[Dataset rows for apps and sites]
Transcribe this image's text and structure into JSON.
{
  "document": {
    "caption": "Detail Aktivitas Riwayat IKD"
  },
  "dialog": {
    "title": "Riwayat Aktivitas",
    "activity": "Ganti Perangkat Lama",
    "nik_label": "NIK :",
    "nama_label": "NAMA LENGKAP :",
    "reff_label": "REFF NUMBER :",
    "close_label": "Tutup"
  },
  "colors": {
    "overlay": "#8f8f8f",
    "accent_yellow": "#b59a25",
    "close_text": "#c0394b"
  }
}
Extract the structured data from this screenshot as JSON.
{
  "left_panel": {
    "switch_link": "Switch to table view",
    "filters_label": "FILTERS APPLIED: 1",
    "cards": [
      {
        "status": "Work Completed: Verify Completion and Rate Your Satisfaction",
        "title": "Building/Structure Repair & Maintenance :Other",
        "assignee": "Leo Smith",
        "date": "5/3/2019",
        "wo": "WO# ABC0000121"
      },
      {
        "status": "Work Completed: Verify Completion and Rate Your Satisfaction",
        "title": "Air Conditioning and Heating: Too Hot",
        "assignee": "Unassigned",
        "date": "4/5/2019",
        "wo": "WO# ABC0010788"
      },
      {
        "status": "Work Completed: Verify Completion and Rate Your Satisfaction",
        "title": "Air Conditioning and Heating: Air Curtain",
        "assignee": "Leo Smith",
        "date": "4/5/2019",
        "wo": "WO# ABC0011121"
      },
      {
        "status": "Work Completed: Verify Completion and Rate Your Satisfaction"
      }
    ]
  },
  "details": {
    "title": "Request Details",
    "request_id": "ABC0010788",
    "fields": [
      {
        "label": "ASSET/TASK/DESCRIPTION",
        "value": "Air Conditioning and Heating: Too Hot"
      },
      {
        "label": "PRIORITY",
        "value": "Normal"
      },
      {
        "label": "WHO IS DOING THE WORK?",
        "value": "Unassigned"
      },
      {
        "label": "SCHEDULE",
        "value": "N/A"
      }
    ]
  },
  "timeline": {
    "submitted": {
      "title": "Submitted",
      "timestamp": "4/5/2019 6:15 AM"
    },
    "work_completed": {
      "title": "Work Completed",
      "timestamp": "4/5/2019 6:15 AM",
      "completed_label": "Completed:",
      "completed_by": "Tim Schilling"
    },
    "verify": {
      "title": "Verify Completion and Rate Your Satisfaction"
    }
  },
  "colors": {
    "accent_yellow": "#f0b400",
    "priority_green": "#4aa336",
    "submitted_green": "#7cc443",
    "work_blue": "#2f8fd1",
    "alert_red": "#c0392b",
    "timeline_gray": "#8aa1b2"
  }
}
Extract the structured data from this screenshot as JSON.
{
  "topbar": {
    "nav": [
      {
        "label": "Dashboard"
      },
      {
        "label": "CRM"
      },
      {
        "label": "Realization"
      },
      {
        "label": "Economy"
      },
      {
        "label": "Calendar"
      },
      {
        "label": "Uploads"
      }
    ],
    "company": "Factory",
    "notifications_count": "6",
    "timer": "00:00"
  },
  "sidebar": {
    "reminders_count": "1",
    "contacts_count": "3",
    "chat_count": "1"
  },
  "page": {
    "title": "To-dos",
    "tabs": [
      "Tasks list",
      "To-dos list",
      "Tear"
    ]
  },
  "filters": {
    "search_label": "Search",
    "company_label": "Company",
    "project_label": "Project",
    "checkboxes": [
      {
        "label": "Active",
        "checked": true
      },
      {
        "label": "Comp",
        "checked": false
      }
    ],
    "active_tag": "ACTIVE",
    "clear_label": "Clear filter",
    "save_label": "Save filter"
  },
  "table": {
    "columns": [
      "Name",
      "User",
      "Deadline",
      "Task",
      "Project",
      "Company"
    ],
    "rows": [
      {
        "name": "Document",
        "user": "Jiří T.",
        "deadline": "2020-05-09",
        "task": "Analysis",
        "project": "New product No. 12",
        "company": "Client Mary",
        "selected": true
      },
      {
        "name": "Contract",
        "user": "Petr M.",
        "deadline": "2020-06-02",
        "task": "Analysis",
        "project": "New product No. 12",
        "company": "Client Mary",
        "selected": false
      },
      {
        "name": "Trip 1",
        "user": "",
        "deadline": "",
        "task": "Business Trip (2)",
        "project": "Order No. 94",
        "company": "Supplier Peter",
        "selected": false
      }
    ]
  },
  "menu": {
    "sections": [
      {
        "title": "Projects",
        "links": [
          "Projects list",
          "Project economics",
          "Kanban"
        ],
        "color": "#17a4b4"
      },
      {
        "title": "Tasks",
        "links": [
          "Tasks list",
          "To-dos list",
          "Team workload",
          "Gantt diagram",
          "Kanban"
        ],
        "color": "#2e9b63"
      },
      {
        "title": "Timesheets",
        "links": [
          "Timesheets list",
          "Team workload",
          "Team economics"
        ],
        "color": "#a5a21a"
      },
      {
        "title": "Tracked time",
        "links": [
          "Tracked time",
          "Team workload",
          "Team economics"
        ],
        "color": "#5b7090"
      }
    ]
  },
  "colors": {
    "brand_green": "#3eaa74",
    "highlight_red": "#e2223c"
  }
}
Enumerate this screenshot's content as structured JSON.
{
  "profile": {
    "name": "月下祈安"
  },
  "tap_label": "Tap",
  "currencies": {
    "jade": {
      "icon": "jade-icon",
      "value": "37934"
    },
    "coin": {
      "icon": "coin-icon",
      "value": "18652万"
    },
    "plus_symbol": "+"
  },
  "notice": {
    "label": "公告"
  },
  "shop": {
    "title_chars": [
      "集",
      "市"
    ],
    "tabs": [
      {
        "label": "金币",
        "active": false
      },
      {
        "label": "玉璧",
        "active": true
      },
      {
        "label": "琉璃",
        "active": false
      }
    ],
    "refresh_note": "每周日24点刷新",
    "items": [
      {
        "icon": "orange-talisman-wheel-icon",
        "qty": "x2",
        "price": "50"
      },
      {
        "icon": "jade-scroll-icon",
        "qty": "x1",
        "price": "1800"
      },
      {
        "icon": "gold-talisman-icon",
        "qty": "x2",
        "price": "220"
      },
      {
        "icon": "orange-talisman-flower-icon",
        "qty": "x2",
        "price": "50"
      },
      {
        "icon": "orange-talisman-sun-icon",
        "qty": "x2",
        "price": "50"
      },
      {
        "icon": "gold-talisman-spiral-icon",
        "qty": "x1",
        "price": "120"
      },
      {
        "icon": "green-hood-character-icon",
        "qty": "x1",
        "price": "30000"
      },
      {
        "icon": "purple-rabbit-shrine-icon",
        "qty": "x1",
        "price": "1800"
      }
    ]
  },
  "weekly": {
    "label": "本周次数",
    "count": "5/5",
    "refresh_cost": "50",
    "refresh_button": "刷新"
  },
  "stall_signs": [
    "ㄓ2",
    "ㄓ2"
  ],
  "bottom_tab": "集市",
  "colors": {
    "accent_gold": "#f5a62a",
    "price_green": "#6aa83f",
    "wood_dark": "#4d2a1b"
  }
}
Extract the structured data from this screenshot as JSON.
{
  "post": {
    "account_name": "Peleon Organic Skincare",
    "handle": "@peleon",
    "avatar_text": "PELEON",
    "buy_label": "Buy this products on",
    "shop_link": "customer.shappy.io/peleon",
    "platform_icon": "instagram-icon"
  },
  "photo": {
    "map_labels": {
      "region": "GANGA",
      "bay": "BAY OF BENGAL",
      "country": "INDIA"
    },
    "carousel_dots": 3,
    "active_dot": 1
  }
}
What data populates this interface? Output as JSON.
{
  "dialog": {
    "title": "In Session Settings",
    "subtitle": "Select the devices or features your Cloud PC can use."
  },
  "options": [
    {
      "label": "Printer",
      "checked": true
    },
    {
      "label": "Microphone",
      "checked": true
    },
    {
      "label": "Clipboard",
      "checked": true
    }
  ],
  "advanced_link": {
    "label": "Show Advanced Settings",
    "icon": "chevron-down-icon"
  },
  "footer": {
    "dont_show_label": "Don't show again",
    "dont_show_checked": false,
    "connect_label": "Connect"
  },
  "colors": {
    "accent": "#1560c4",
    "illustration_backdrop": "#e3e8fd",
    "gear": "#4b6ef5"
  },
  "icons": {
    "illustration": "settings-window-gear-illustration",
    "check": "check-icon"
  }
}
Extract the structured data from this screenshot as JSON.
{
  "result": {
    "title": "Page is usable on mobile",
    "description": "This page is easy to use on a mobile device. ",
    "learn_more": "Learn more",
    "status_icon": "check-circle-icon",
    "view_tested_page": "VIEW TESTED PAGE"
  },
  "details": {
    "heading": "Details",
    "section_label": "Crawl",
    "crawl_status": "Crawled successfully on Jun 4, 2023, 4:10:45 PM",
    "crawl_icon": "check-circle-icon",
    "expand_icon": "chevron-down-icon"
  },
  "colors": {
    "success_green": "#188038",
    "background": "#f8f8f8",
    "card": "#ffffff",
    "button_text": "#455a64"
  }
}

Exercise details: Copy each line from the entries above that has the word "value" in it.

Task response:
        "value": "Air Conditioning and Heating: Too Hot"
        "value": "Normal"
        "value": "Unassigned"
        "value": "N/A"
      "value": "37934"
      "value": "18652万"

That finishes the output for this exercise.